Course: 289.8 Technology Seminar
Erin Besler, Lecturer, UCLA Architecture and Urban Design

People often say that terrazzo reminds them of nougat or other candies, and there’s a nice connection there between “confection” and

“confetti”, both of which derive from the Latin conficere meaning “to put together”. While the installation of terrazzo in commercial applications generally requires highly skilled re- liable tradesman to put things together so to speak, accurate color matching, precise application and extensive specifications, because of its composition and means of production the most visible qualities of terrazzo, the composition of the aggregate, are actually quite casual and imprecise. This course seeks to bring some precision to the qualities of the surface of the material through the use of industrial robotics.

 With the economic decline that began in the early 2000’s along with the impact sustained by multiple industries, several industrial robots moved out of the factory system, mainly from automotive manufacturing and assembly lines, and into architecture schools. A demonstration of the professed universality of these machines - appropriately suited to industry as well as academia. This proliferation of robots has produced a mounting pressure for critical consideration with respect to their purported status as universal machines and in the performance of precise tasks.

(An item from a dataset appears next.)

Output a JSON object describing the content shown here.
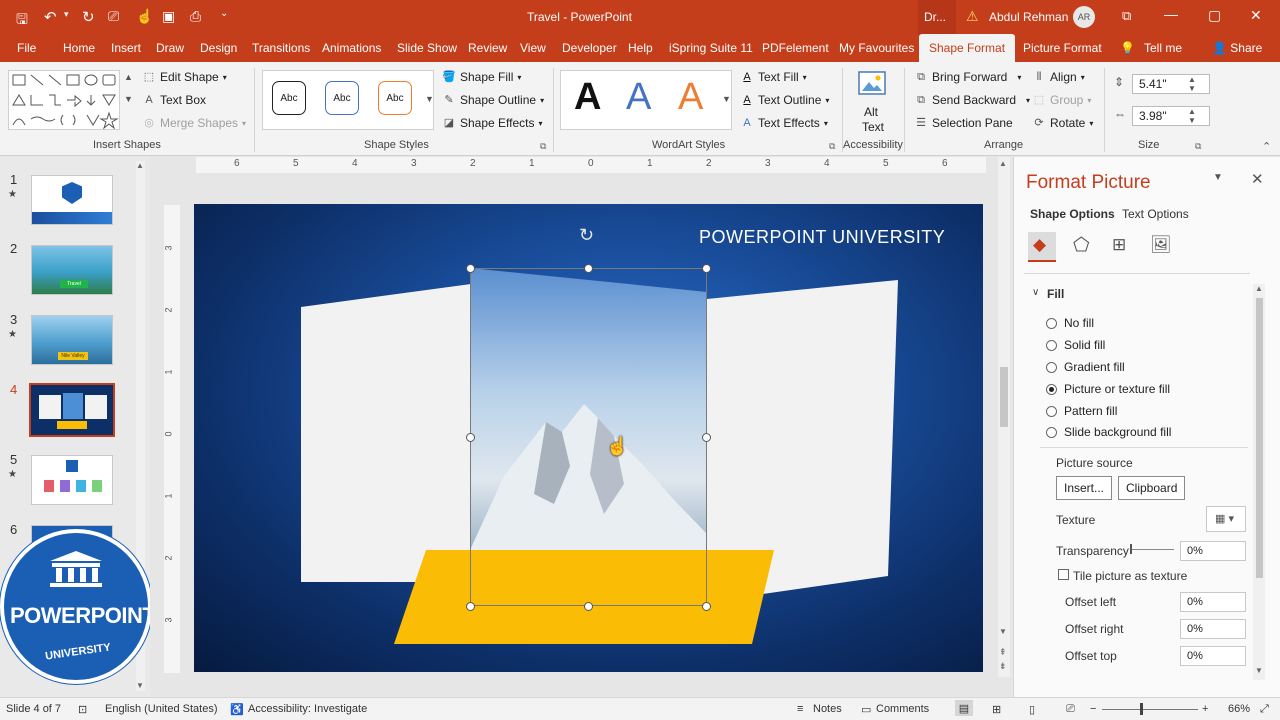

This is a technology seminar. That being said, this course is as much concerned with a critical discussion surrounding the tools and technologies of production and the things being produced as learning new software and hardware. The focus of the course is on the production of passive utilitarian cast objects made from terrazzo. The course will look at the collision be- tween this thousand-year-old, somewhat crude, material process with the purported precision of industrial robotics. Students will work in groups to research, document and catalog the history of terrazzo, its various applications, material processes, colors etc. as well as the his- tory of industrial robotics as it relates to control and precision – focused mainly on the ability to ‘place’ things precisely.

A major interest of this course is in the shifts of labor and the deskilling of trades, the way that certain projects and tasks can shift from the do- main of specialists or experts to the realm of amateurs. For instance, YouTube will be a great resource for us in this course. There is a learning curve to this material but because so many skills and practices are demystified through things like online tutorials (whether for good or for bad) and broad networks of circulation, we can feel less apprehensive about experimenting with means of production that might otherwise seem too esoteric or complicated to take on. We will also make videos in this course, both documentary and instructional.

STUDENTS: Alexander Abugov, Bronte Araghi, Peter Boldt, Wai Ching Cheng, Lori Choi, Hung The Diep, Jesse Hammer, Ryan Hernandez, Rayan Itani, Alicia Jones, Mackenzie Keith, Jeannette Mundy, Sana Nasikwala, Jihun Son, Zhuoneng Wang, Tessa Watson, Baocheng Yang, Yue Yang, Li Yin